Invest in education, says NASA scientist
- Buhle Zuma
Dr Meyya Meyyappan, Chief Scientist for Exploration Technology NASA receives honorary Doctor of Science.
A NASA scientist has emphasised the role of education and the development of people as being key to growing South Africa.
Some of the world’s most successful countries have built their economies with fewer resources compared to South Africa, says Dr Meyya Meyyappan, Chief Scientist for Exploration Technology at the National Aeronautics and Space Administration (NASA) Ames Research Centre.
Singapore, Taiwan and South Korea are among the world’s leading economies despite having limited natural resources. This growth has largely been fuelled by the investment in education made by the respective countries, thus unlocking their most valuable assets.
“South Africa is blessed with natural resources, imagine combining the talents of the people and the natural resources – only the sky is the limit. The natural resources are already here, what is required is to develop the talent through education.”

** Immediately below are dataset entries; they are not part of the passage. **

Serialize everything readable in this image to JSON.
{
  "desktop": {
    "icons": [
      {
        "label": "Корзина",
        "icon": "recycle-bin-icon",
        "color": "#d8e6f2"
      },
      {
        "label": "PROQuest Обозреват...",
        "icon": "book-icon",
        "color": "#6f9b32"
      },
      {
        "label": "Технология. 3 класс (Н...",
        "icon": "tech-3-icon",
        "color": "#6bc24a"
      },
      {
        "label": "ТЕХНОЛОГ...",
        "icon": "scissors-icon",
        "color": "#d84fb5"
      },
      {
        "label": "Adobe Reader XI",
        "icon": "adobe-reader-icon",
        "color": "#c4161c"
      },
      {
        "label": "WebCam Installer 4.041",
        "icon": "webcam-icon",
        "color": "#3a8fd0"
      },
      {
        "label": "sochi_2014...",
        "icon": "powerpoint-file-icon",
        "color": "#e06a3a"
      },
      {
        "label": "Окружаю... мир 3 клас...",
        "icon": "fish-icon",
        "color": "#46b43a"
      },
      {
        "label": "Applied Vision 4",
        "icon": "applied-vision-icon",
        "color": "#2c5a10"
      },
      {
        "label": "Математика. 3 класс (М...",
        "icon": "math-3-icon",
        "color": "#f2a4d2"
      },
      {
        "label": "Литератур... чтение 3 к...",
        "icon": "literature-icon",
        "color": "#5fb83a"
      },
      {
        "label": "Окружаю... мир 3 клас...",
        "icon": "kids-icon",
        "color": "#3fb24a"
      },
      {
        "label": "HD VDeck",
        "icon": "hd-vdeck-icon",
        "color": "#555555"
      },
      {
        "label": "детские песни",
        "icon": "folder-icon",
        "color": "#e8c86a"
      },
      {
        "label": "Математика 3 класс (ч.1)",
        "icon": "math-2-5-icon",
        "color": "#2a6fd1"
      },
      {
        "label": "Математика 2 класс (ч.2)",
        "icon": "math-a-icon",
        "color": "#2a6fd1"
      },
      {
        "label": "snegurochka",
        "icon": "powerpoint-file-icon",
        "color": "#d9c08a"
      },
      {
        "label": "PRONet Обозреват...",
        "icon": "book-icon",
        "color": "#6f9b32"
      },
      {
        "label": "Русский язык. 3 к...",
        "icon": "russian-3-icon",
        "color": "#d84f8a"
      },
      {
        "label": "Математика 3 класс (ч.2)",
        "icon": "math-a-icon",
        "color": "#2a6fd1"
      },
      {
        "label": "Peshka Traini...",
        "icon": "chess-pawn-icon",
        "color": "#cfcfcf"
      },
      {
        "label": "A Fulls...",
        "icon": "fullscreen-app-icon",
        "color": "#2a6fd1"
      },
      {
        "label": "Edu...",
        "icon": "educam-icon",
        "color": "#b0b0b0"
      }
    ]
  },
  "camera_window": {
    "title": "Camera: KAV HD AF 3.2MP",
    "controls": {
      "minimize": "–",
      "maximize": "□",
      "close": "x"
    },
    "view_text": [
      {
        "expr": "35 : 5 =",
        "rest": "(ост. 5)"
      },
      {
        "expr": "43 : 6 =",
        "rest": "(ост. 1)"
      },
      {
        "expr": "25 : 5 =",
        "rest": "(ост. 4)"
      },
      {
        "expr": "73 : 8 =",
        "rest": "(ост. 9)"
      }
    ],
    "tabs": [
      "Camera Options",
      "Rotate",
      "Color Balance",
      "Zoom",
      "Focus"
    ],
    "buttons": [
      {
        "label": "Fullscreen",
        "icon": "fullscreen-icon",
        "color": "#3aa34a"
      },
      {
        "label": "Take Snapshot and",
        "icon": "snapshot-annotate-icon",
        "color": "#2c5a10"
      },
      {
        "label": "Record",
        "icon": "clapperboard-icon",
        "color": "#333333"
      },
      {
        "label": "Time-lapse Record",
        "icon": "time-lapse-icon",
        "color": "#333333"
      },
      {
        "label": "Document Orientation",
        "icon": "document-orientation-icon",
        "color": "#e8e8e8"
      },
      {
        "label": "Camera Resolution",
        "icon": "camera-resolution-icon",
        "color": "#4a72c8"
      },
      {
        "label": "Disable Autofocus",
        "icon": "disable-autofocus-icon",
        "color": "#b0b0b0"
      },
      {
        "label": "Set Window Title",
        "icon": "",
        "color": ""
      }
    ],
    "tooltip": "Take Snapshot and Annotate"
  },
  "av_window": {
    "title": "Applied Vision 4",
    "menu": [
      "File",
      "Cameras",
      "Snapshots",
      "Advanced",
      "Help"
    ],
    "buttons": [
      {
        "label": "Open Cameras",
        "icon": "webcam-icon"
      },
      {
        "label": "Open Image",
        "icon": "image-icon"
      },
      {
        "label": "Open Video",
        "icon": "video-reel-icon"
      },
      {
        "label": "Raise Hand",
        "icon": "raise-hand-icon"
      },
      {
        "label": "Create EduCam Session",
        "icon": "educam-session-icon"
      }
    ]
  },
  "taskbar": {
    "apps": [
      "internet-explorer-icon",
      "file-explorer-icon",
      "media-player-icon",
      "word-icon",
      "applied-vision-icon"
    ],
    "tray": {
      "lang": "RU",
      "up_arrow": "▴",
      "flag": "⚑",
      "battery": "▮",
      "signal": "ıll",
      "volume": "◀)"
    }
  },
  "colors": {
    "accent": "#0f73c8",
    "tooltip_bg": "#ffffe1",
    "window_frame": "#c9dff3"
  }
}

Meyyappan was speaking at Wits shortly after receiving an honorary Doctor of Science degree from the University during the graduation ceremony of the Faculty of Engineering and the Built Environment. The ceremony was held on Thursaday, 02 April 2015.
Addressing a hall full of graduates and guests, Meyyappan urged the students to study further and urged them to keep in mind their families, communities and South Africa throughout their careers.
Meyyappan is an internationally recognised researcher and pioneer in the field of nanotechnology. He was responsible for the first and only nanotechnology product to be flown to outer space aboard a satellite when the Navy tested the nanochemical sensors from his group in 2007. Later this sensor was used for crew cabin air quality monitoring in the International Space Station.
The honorary Doctor of Science degree bestowed upon him by the University recognises his technical excellence, leadership in this area and educational contributions.
In his acceptance speech, the multiple awarded scientist who has received NASA’s Outstanding Leadership Medal and the Engineer of the Year Award by the American Institute of Aeronautics and Astronautics, has described the Wits recognition as an “extraordinary honour. I am really humbled and delighted to be joining the Wits family today.”
To listen to his speech click here.
Although many graduates are eager to land a career in big businesses, Meyyappan called on the Witsies to be entrepreneurial in their thinking and emulate the likes of Elon Musk, a successful South African-born entrepreneur, engineer, inventor and investor, whom he credited for his efforts in revolutionising access to space